Indeed, it would be easy to blame Big Pharma for its role in what happened in Appalachia, but that wouldn’t completely explain why so many people are overdosing now on stronger, illicit forms of opioids, nor would it explain how opioids caught on so quickly in the first place, or why they continue to appeal to people in the United States, or why opioid use disorder is a thing. It’s not the drug itself—most people who use opioids will not become addicted. For many people, the pain relief from opioids can be life-changing and life-improving.
We can’t address overdose—and really all so-called deaths of despair— if we don’t address economic conditions in Appalachia. The research is clear that the most poor and marginalized in our communities are the most vulnerable to overdose and are also the most susceptible to substance use disorder.
Big Pharma acted like most companies have in Appalachia: They want timber. They take it. They want coal. They take that. Each time industry extracts and leaves without having to address the outcomes—that becomes the problem of those living there. The pills were no different.
In a recent Facebook Live event, a Portsmouth-based River Valley Organizing Project member named O.G. Menace, who was also out canvassing last Wednesday, said he knows how he’s going to address the overdose crisis. He’s hitting the streets and handing out naloxone.
“The way things are heading and the way things are,” O.G. Menace said, “it’s here now and we’re dealing with it. And we’re going to continue to deal with it.”
Jack Shuler is the author of four books, including This is Ohio: The Overdose Crisis and the Front Lines of a New America. He recently edited with Michael Croley Midland: Reports from Flyover Country.
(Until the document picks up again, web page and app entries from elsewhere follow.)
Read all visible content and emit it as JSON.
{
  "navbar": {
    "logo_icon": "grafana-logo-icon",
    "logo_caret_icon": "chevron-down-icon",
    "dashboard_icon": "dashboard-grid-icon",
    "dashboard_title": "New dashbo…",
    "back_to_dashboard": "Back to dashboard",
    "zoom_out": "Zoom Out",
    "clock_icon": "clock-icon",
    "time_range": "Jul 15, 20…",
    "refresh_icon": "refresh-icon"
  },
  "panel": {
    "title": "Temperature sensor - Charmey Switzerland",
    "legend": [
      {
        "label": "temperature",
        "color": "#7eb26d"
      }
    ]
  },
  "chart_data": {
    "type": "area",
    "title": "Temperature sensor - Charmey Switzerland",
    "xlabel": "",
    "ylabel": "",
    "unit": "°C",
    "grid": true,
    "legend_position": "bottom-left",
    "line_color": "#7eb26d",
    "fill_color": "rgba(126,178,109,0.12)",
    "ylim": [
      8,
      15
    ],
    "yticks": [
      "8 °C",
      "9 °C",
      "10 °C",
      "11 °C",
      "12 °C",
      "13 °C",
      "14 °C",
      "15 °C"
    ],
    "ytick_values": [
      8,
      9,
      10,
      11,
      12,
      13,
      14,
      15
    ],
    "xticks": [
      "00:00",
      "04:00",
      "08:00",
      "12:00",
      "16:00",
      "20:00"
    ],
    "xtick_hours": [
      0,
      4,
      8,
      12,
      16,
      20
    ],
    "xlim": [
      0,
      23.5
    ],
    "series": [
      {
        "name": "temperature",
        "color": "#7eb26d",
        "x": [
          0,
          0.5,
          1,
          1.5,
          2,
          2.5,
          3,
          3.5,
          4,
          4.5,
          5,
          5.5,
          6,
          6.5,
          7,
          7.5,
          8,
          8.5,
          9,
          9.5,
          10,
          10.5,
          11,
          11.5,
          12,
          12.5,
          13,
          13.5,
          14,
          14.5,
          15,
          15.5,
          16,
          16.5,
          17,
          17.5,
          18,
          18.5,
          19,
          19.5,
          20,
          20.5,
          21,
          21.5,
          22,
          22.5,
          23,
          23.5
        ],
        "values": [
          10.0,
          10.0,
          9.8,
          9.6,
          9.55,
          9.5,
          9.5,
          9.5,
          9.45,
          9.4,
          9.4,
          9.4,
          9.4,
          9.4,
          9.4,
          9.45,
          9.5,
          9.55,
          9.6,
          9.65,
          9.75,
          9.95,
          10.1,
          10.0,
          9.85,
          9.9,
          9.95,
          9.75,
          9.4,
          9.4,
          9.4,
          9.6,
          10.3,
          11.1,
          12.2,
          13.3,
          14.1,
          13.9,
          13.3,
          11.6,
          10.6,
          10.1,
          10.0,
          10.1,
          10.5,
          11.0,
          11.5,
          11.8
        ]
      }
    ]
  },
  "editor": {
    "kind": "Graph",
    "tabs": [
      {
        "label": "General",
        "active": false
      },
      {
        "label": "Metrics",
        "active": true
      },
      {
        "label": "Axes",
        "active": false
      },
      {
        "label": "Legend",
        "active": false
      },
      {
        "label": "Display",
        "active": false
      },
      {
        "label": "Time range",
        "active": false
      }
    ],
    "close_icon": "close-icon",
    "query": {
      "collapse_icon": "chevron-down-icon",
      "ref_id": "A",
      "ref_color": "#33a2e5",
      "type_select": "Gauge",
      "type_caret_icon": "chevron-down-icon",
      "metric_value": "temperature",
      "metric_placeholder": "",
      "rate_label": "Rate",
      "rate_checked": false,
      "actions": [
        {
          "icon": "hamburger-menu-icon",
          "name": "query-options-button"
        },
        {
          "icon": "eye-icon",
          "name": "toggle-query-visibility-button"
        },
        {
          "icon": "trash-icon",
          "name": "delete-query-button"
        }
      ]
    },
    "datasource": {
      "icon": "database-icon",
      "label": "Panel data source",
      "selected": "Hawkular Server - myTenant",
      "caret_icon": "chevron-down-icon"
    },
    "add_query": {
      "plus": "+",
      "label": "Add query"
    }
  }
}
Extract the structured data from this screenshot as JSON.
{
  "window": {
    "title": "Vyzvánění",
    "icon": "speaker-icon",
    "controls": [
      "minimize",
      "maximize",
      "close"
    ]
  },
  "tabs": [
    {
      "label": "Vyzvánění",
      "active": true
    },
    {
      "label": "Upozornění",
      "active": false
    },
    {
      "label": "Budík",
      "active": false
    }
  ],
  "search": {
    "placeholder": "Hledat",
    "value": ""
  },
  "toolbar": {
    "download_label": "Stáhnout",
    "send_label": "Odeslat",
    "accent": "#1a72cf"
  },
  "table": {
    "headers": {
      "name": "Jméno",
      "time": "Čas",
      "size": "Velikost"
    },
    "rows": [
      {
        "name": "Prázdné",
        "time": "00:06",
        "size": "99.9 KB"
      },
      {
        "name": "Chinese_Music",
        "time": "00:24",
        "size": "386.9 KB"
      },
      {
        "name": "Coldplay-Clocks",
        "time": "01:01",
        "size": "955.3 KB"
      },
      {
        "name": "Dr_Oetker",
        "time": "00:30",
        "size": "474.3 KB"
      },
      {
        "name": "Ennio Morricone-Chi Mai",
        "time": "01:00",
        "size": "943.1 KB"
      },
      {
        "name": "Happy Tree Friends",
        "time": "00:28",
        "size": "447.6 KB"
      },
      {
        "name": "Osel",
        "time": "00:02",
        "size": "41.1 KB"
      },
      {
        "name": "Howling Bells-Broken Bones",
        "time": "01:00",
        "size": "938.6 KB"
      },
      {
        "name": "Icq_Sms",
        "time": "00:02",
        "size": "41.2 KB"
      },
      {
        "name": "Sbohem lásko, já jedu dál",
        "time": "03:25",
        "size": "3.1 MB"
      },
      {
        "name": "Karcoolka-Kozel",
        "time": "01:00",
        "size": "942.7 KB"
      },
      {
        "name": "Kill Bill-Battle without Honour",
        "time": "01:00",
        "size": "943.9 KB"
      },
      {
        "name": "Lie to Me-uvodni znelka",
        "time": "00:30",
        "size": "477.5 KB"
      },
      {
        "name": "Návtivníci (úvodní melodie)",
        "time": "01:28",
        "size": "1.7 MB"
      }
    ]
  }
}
His work has appeared in The New Republic, The Christian Science Monitor, Salon, among others. He chairs the narrative journalism program at Denison University.